WHAT YOU ARE ASKED TO DO:
Copy the lines below that contain "title".

[[ DATA SHOWN open ]]

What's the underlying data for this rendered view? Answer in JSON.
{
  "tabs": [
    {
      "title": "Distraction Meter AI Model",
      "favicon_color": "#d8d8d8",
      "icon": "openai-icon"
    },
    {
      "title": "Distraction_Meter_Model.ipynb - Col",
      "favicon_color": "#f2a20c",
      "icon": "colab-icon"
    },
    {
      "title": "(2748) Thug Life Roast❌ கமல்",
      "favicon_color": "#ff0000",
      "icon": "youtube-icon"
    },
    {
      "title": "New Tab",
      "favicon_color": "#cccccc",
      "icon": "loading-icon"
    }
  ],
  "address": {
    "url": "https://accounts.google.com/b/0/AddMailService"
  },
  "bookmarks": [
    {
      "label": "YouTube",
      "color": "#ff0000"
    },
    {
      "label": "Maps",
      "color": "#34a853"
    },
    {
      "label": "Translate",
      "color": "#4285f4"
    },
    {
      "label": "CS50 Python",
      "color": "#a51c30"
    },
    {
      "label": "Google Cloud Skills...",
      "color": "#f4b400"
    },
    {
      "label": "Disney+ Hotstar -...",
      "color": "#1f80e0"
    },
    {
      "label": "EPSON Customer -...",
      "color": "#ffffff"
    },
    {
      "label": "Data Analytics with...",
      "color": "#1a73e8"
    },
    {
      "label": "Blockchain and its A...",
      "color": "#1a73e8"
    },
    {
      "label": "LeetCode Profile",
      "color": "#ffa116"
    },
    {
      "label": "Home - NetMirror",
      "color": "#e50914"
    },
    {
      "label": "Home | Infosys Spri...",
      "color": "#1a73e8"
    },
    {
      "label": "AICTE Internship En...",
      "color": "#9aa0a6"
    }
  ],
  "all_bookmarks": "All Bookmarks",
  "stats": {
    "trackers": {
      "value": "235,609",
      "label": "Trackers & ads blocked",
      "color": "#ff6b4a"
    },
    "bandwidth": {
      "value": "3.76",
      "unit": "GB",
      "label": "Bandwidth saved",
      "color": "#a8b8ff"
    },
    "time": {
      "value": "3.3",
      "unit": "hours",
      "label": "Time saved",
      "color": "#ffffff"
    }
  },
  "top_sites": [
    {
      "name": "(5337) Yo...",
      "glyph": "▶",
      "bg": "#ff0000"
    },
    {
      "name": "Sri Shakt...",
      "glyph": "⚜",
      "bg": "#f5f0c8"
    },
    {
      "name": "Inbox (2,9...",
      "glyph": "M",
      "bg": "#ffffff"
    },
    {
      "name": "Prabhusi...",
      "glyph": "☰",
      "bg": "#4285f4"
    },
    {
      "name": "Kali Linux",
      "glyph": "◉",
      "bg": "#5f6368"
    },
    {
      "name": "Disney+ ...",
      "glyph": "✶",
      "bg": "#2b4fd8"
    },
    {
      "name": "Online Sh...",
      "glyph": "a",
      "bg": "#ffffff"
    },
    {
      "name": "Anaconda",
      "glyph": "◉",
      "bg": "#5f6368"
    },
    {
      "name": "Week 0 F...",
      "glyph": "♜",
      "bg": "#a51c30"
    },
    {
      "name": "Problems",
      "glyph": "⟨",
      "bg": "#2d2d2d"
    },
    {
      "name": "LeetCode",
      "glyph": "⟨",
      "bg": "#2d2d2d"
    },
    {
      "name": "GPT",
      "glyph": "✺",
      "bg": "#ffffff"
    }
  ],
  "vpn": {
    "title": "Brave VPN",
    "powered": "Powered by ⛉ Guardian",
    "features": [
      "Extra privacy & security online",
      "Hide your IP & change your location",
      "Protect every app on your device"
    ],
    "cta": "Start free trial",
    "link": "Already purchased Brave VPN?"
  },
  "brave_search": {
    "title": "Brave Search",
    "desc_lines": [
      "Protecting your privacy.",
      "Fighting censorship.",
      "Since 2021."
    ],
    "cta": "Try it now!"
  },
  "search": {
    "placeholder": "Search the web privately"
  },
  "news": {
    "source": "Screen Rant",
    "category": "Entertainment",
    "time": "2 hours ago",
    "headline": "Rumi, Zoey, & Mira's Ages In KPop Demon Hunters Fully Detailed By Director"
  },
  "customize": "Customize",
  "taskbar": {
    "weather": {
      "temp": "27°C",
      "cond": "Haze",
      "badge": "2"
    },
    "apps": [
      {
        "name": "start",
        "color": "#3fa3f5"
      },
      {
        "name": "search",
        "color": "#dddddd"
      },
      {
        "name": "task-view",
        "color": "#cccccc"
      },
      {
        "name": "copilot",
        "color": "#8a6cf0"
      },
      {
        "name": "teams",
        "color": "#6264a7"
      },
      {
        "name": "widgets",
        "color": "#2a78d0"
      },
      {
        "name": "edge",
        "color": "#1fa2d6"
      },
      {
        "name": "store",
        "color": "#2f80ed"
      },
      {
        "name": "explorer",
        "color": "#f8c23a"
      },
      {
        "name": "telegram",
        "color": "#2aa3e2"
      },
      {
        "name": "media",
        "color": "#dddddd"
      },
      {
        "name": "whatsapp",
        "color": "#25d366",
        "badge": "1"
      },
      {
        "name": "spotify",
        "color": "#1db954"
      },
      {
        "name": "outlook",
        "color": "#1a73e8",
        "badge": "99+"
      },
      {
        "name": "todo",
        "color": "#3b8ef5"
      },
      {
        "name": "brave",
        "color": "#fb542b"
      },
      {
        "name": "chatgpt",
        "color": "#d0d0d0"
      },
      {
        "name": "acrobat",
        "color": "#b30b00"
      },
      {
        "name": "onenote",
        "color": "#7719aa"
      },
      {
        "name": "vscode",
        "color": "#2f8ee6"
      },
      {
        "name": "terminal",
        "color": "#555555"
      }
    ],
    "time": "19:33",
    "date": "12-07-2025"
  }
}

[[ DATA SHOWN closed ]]

OUTPUT OF THE EXERCISE:
      "title": "Distraction Meter AI Model",
      "title": "Distraction_Meter_Model.ipynb - Col",
      "title": "(2748) Thug Life Roast❌ கமல்",
      "title": "New Tab",
    "title": "Brave VPN",
    "title": "Brave Search",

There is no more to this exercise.